Faster Than You: Pittsburgh

“I was looking for a unique necklace to wear to a party and I hated everything (in stores). I wore it that night and sold it,” Pericht said. “I was working at a beauty supply store. I started making money off of these necklaces, (it) was more profitable than standing by the cash register. I just went with it.”

Pericht designs custom necklaces and earrings, many of them bright with glitter, that look like tattoos from far away. Designs include sparrows, ‘Dia de los Muertos’-like skulls and giant roses.

“This is pretty much the only thing I do right now. People think its stupid. The whole time I was at my job I was thinking I had to go home and make a necklace,” Pericht said. “Why talk about hair dryers for $6 an hour when I can make $19 an hour.

Pericht has an art degree form the University of Pittsburgh. Being out of school for three years, Pericht first tried to sell her paintings for money. However, her jewelry gig took off right away, partially because people can wear her art.

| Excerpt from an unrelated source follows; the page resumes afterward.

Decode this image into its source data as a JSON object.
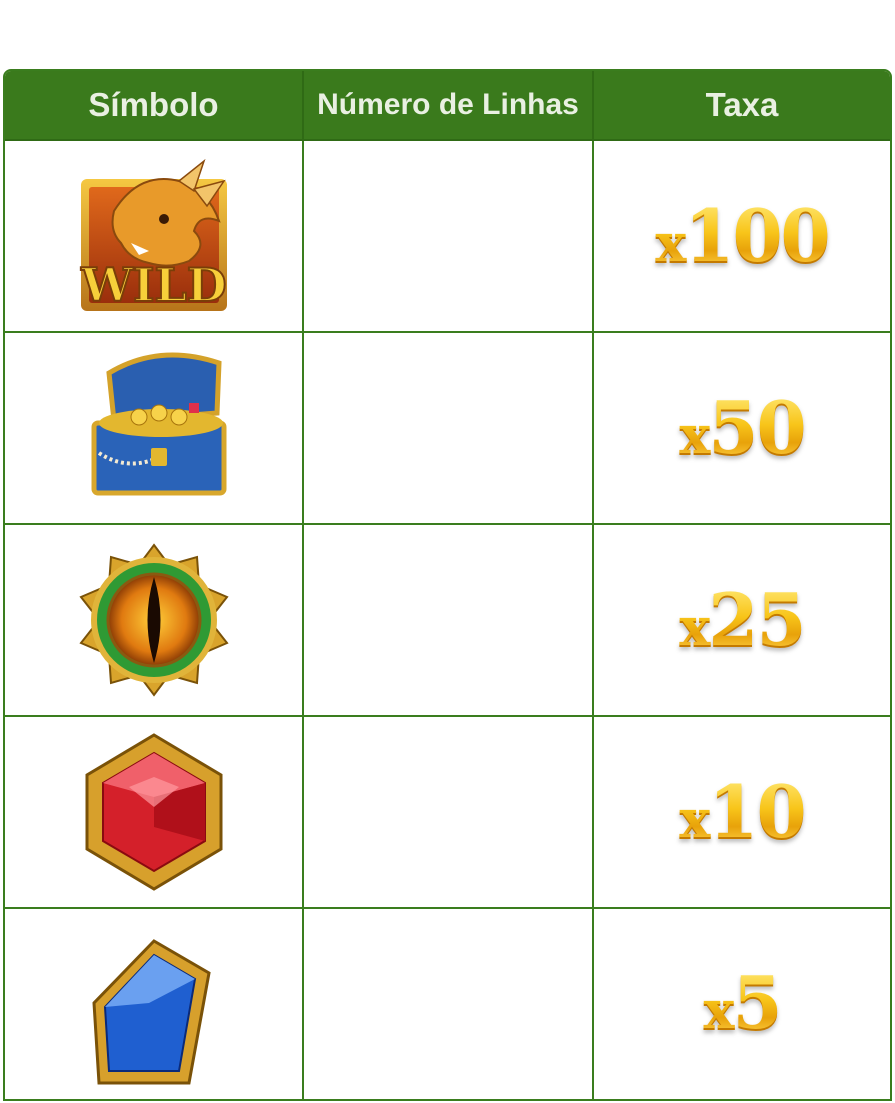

“I totally live in the artistic style. I have my chips and paint in the same place I sleep with my stuff,” Pericht said. “I wouldn’t live any other way. I use this stuff so constantly. I have binders and packing material I can still find everything.”            

Pericht has been making necklaces for one and a half years.

“When I first started I had 12 designs,” Pericht said. “I’ve improved so much.”

Pericht notes her parents are happy that’s she’s doing something with her art degree.

Faster Than You can be found online at

Deadly Kustoms: West Covina

I would see a lot of stuff at the store that I liked and I thought was overpriced so I thought, ‘why not make it myself?’” Jeanette Santillan, creator of Deadly Kustoms said.

Santillan began designing hair accessories at home a year ago.  Spools of ribbon, bags of plastic skulls and hearts, buttons, headbands and a glue gun are taking over her desk.

“I’m currently a fashion design student at Cal Poly Pomona, so this is officially the first thing I’m designing and making myself,” Santillan said.  “Hopefully this will just evolve into my future and another great creation will come out of it.”

Around Halloween Santillan stocks up on plastic skulls, tombstones and bats from Jo-Ann Fabric & Crafts and Michaels.

“Most of my stuff has a theme: it’s punk, rockabilly and goth. There’s always a different touch to it that makes it wearable and your own,” Santillan said. “It’s not something you can pick up at Hot Topic.”

Santillan makes about $50 a week selling her accessories on eBay and more at Panik records, a record store where her bows and headbands are sold. She has also been a vendor at Hootenanny, Punk Rock Drive-In, and opening weekend at the L.A. County fair.

Life is hectic for these homemade artists. Monares notes that her three roommates aren't just living with her, they're living with Kustom Voodoo.

"Stuff on the balcony is drying, my bed hasn't been made, and my roommates say 'I understand, I understand.' I don't know how much longer they'll be able to understand," Monares said.

Deadly Kustoms can be found online at

Alexandra Lozano can be reached at